ASSIGNMENT: Please return every line of the records that contains the word "Usernames".

Collection entries:
********
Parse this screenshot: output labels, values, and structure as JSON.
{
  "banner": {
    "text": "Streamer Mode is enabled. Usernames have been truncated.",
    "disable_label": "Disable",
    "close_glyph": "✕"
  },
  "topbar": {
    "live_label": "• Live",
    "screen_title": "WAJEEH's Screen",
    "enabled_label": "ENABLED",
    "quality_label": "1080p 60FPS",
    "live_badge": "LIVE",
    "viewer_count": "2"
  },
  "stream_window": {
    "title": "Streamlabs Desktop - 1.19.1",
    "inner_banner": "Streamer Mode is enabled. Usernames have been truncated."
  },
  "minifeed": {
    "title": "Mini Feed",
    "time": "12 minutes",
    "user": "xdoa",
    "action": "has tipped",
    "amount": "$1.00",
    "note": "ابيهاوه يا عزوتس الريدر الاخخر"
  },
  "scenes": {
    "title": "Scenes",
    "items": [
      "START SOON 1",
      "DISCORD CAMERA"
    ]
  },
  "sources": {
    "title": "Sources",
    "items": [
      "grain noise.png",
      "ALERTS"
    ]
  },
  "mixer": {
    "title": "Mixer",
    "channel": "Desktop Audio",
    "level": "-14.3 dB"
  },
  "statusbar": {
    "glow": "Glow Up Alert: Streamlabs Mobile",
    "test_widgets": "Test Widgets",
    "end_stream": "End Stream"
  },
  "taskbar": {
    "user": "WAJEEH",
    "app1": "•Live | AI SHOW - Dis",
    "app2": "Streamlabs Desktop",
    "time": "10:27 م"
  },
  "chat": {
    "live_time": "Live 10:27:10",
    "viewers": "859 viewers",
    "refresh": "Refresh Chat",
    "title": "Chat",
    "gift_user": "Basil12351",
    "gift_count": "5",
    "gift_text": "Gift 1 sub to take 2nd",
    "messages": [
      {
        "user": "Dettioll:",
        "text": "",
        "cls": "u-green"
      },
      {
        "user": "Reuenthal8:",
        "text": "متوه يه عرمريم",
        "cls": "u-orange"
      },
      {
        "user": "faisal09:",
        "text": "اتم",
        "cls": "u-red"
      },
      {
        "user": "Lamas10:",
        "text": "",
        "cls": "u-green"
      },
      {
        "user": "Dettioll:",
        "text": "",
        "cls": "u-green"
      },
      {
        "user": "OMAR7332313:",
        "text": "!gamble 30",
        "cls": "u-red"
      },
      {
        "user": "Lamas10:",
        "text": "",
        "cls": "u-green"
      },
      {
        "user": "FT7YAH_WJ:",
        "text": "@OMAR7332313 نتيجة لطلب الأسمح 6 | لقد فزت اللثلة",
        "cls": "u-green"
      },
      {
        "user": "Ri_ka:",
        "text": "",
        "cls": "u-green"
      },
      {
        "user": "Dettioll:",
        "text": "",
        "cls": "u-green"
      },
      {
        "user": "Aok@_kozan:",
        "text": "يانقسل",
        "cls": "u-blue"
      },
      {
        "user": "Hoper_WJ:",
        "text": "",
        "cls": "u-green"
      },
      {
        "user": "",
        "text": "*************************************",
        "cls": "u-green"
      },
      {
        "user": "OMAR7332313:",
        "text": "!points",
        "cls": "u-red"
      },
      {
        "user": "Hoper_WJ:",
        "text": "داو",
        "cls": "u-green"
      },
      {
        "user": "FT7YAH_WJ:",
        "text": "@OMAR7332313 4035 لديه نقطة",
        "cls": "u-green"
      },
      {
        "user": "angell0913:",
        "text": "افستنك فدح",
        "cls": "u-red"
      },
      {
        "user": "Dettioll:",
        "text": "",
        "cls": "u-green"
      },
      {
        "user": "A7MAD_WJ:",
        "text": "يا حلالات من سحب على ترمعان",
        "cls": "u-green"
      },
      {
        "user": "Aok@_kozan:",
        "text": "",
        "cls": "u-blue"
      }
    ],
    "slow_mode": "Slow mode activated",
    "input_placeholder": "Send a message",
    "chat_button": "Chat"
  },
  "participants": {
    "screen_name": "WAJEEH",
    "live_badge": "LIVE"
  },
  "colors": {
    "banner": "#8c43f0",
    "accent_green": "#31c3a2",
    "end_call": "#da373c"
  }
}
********
ANSWER SECTION:
    "text": "Streamer Mode is enabled. Usernames have been truncated.",
    "inner_banner": "Streamer Mode is enabled. Usernames have been truncated."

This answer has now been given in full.